(Items listed in a dataset)
[Start of Attachment]

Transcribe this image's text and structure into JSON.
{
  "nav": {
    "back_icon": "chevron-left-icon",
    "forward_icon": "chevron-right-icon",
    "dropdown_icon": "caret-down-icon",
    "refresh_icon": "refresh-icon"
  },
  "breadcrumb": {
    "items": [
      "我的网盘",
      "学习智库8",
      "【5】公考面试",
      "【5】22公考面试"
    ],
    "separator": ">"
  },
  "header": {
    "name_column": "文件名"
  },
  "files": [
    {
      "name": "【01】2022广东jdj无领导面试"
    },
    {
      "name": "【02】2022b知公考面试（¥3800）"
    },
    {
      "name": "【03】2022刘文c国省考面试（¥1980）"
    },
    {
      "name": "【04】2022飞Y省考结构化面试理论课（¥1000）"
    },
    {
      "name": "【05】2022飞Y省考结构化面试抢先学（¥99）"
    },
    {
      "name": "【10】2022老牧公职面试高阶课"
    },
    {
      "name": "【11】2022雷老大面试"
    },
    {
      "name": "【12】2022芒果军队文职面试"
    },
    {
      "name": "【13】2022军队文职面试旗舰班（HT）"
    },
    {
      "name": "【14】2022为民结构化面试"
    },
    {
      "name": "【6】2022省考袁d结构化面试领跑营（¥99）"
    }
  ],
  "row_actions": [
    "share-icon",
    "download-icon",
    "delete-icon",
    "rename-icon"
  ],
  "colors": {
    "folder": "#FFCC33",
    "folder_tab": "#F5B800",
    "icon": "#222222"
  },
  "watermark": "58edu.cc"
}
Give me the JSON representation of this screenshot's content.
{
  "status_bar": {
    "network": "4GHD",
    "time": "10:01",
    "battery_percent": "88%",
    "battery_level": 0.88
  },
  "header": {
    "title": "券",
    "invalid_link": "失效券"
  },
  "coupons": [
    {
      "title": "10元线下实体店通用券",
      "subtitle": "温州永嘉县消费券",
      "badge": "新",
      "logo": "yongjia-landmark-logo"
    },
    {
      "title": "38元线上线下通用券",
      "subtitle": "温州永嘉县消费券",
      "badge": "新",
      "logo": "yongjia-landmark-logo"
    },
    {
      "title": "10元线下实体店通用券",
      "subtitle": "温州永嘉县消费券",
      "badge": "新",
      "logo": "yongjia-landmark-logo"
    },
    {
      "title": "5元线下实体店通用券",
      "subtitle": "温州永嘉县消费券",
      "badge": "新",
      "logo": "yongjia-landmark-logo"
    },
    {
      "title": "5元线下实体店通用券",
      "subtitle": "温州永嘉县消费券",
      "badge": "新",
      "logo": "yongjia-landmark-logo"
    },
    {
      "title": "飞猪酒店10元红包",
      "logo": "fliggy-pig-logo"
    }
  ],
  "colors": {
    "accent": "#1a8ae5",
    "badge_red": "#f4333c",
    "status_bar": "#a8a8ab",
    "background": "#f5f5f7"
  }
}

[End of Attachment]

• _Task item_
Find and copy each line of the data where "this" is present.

• _Solution_
Transcribe this image's text and structure into JSON.
Give me the JSON representation of this screenshot's content.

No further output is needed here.